Look over the material below and count the lines that include "label". Give only the total.

━━━

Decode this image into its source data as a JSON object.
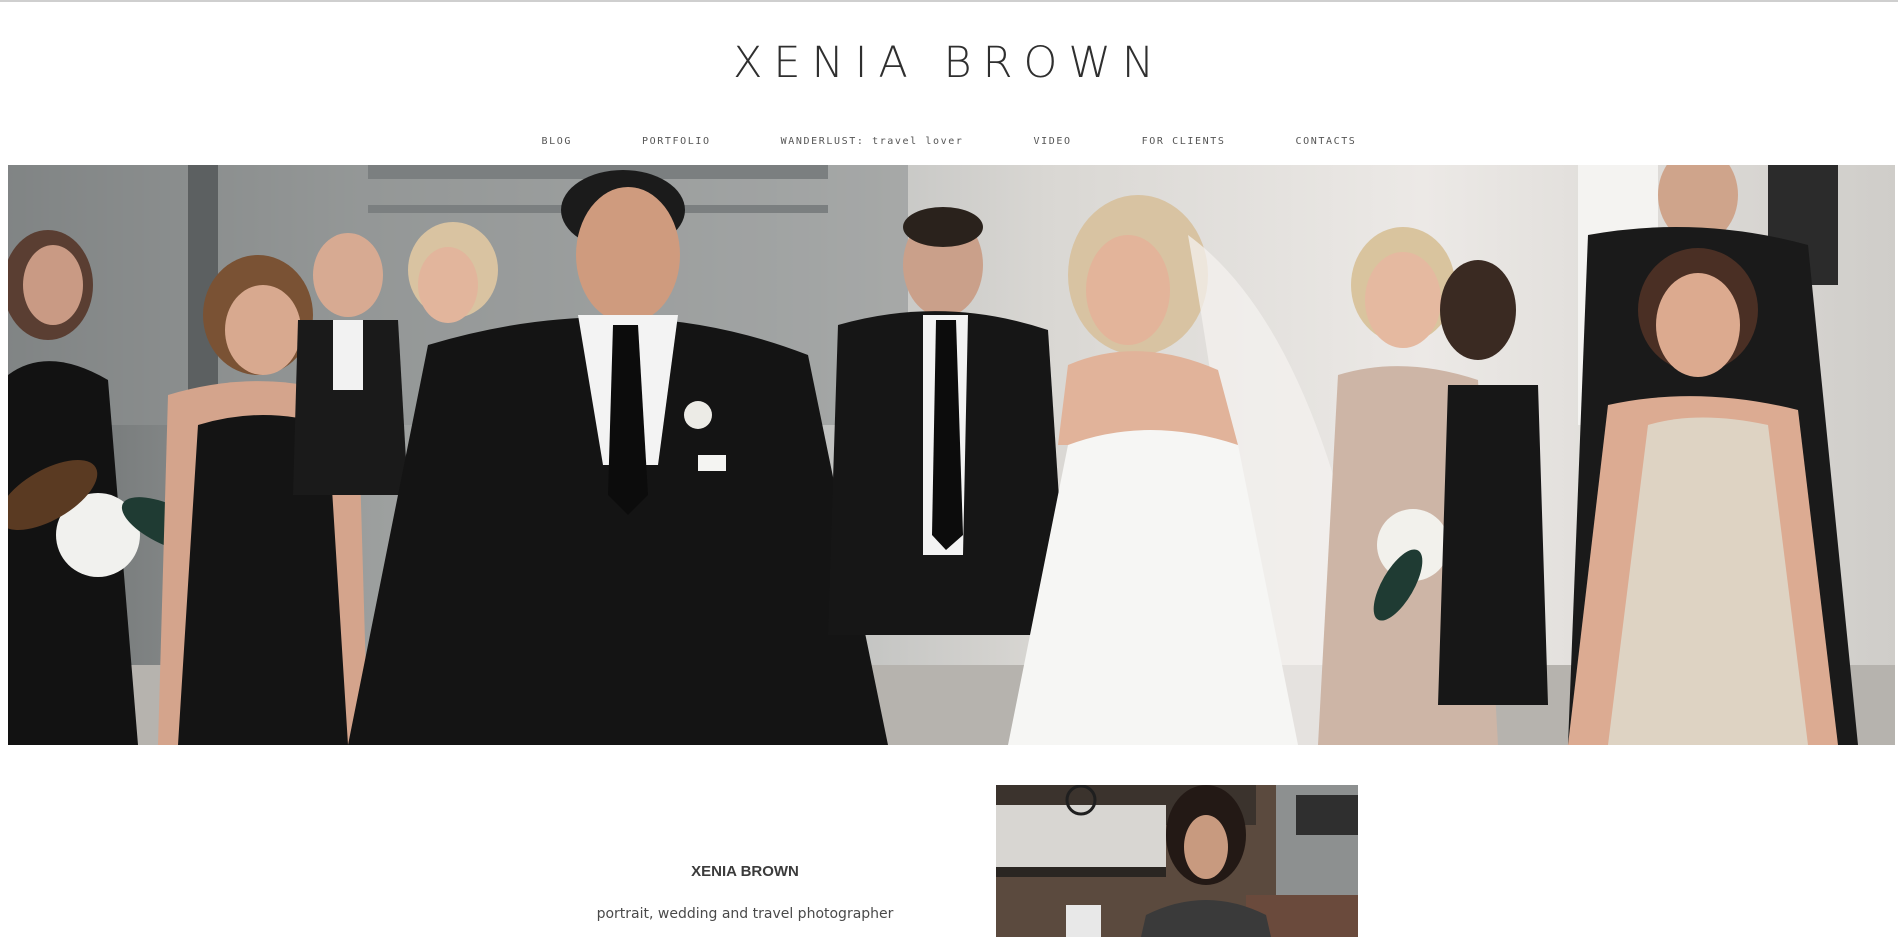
{
  "header": {
    "site_title": "XENIA BROWN"
  },
  "nav": {
    "items": [
      {
        "label": "BLOG"
      },
      {
        "label": "PORTFOLIO"
      },
      {
        "label": "WANDERLUST: travel lover"
      },
      {
        "label": "VIDEO"
      },
      {
        "label": "FOR CLIENTS"
      },
      {
        "label": "CONTACTS"
      }
    ]
  },
  "about": {
    "name": "XENIA BROWN",
    "tagline": "portrait, wedding and travel photographer"
  },
  "colors": {
    "text": "#2f2f2f",
    "nav_text": "#555555",
    "background": "#ffffff"
  }
}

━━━

Solution for this exercise
6